That Underwood’s plans intersect with Claire’s goals, Zoe’s ambitions, and Russo’s frailty drives the engine of the story. But what gives these stories heft are the ways in which Frank thwarts those goals either consciously or unconsciously. House Of Cards doesn’t want to be a show about the plausibility of Frank’s plan. It doesn’t overtly paint outside the lines in this regard, but it’s also not the point of the show. Unfortunately, the point seems to center around Frank’s unyielding ambition instead of the affects that ambition has on others. Will we know more about Frank’s psychological makeup by the end of this first season? There’s an excellent chance of that. But a show such as House Of Cards doesn’t get to ignore basic rules of television just because it released that first season at once. If you don’t know why characters do what they do after four full hours, why watch nine more in the first place? Following a thirteen-hour story seems like a long slough. But I’d watch compelling characters for an infinite length of time.
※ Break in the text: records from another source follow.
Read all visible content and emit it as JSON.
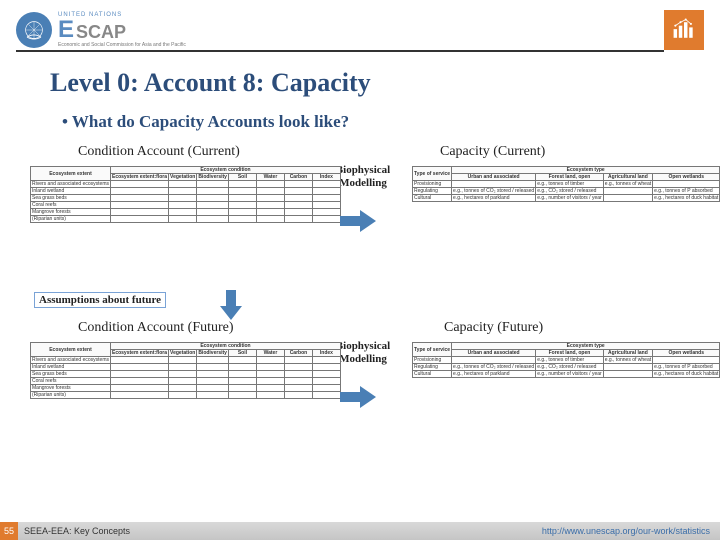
{
  "header": {
    "org_top": "UNITED NATIONS",
    "escap_E": "E",
    "escap_rest": "SCAP",
    "subtitle": "Economic and Social Commission for Asia and the Pacific"
  },
  "title": "Level 0: Account 8: Capacity",
  "bullet": "What do Capacity Accounts look like?",
  "labels": {
    "cond_current": "Condition Account (Current)",
    "cap_current": "Capacity (Current)",
    "cond_future": "Condition Account (Future)",
    "cap_future": "Capacity (Future)",
    "biophys": "Biophysical\nModelling",
    "assumptions": "Assumptions about future"
  },
  "condition_table": {
    "super": "Ecosystem condition",
    "cols": [
      "Ecosystem extent",
      "Ecosystem extent:flora",
      "Vegetation",
      "Biodiversity",
      "Soil",
      "Water",
      "Carbon",
      "Index"
    ],
    "rows": [
      "Rivers and associated ecosystems",
      "Inland wetland",
      "Sea grass beds",
      "Coral reefs",
      "Mangrove forests",
      "(Riparian units)"
    ]
  },
  "capacity_table": {
    "super": "Ecosystem type",
    "cols": [
      "Type of service",
      "Urban and associated",
      "Forest land, open",
      "Agricultural land",
      "Open wetlands"
    ],
    "rows": [
      {
        "h": "Provisioning",
        "cells": [
          "",
          "e.g., tonnes of timber",
          "e.g., tonnes of wheat",
          ""
        ]
      },
      {
        "h": "Regulating",
        "cells": [
          "e.g., tonnes of CO₂ stored / released",
          "e.g., CO₂ stored / released",
          "",
          "e.g., tonnes of P absorbed"
        ]
      },
      {
        "h": "Cultural",
        "cells": [
          "e.g., hectares of parkland",
          "e.g., number of visitors / year",
          "",
          "e.g., hectares of duck habitat"
        ]
      }
    ]
  },
  "footer": {
    "page": "55",
    "left": "SEEA-EEA: Key Concepts",
    "right": "http://www.unescap.org/our-work/statistics"
  }
}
Too bad House Of Cards is limiting the current time spent with its most fascinating aspects.

Stray observations:

  • Standard boilerplate: This space each week deals with the show only through the episode covered. I’m writing about each episode after I watch them, but given the unique nature of the release of House Of Cards, it’s incredibly likely that I’ve watched far more by the time each review drops. Please keep comments below to only events through this episode.
  • It looks like in the time since this review was initially written that Todd VanDerWerff wrote up a review of the entire season. So you can now share thoughts about season one there.
  • I’m not sure we knew until this hour that Underwood was a Democrat. Often times shows set in Washington intentionally obscure party affiliation, but I’m glad House Of Cards isn’t one of those.
  • Holy fucking Playstation Vita As Posing As Natural Dialogue, Batman. I guess House Of Cards gotta eat. But damn, that was overt. Over at The Buy More, the cast of Chuck is eating Subway sandwiches and shaking its head at the egregious product placement on display in this episode.
  • How tall were those heels Zoe was wearing? She turned into a Hobbit after taking them off upon Frank’s request.
  • “You’ve been with older men before.” “Yes.” “Then you know they hurt you. And after they hurt you, they discard you.” “You can’t hurt me.” Well, that was anvilicious, even without having a clue how all this ends.